* [What this task involves]: Each line of the listing that contains the word "result" is to be copied.

* [Source material]:

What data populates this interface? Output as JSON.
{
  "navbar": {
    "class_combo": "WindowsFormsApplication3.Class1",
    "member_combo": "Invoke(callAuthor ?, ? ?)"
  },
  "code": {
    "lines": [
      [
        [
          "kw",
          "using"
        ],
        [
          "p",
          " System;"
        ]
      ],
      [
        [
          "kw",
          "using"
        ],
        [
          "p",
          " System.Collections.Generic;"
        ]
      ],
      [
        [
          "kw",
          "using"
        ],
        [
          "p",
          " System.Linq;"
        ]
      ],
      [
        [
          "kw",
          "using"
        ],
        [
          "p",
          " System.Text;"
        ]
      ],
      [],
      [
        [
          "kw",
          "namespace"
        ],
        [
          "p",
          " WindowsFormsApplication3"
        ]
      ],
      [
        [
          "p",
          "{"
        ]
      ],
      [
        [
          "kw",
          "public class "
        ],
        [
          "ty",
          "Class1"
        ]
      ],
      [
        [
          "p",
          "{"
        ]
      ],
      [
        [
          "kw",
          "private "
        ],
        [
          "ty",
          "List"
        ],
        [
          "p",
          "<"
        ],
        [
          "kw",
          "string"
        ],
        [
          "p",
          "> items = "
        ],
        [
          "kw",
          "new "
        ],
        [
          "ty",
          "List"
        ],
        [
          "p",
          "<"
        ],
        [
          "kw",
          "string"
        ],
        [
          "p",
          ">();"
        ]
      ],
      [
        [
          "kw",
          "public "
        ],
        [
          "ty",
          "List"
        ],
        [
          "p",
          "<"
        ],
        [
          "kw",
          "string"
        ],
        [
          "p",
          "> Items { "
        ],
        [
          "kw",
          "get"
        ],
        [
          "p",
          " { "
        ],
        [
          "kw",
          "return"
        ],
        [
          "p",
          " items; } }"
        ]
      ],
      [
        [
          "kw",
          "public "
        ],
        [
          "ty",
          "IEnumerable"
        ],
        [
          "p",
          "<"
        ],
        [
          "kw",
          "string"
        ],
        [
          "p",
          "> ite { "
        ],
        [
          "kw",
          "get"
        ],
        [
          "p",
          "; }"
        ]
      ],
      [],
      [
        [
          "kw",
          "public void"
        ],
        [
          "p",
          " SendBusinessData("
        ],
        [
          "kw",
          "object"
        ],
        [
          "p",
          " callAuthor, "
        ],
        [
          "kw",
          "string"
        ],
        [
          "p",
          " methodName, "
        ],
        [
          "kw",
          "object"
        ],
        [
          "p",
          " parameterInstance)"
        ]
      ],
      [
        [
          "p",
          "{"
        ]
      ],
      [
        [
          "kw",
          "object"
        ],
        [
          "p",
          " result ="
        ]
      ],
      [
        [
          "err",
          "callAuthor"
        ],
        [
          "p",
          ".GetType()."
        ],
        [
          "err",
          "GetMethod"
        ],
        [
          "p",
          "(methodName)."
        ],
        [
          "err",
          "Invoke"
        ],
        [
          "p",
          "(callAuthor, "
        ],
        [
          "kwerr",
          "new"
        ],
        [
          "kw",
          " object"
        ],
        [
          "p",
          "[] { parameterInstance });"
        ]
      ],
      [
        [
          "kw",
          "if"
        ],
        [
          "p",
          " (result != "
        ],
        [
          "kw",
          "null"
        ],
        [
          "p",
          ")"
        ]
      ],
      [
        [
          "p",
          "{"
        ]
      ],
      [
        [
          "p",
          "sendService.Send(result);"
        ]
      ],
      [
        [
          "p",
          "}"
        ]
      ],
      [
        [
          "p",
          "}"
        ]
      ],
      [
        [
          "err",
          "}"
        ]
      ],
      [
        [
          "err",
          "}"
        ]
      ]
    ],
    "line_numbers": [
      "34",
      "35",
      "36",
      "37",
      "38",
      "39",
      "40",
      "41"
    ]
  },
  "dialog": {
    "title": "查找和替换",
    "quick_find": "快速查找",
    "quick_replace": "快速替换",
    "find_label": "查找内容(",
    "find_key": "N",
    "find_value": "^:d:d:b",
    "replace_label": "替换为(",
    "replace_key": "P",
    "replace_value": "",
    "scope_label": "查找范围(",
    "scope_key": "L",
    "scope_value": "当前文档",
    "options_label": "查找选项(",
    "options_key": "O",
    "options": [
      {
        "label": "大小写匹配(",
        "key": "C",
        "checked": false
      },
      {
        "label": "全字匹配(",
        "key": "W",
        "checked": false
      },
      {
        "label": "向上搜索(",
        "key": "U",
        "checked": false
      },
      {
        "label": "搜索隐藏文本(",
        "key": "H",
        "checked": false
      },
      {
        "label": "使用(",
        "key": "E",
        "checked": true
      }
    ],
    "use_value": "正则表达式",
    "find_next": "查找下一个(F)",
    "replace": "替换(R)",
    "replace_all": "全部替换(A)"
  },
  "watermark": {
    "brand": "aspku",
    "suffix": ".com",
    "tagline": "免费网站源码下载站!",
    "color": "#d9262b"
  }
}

* [Answer box]:
          " result ="
          " (result != "
          "sendService.Send(result);"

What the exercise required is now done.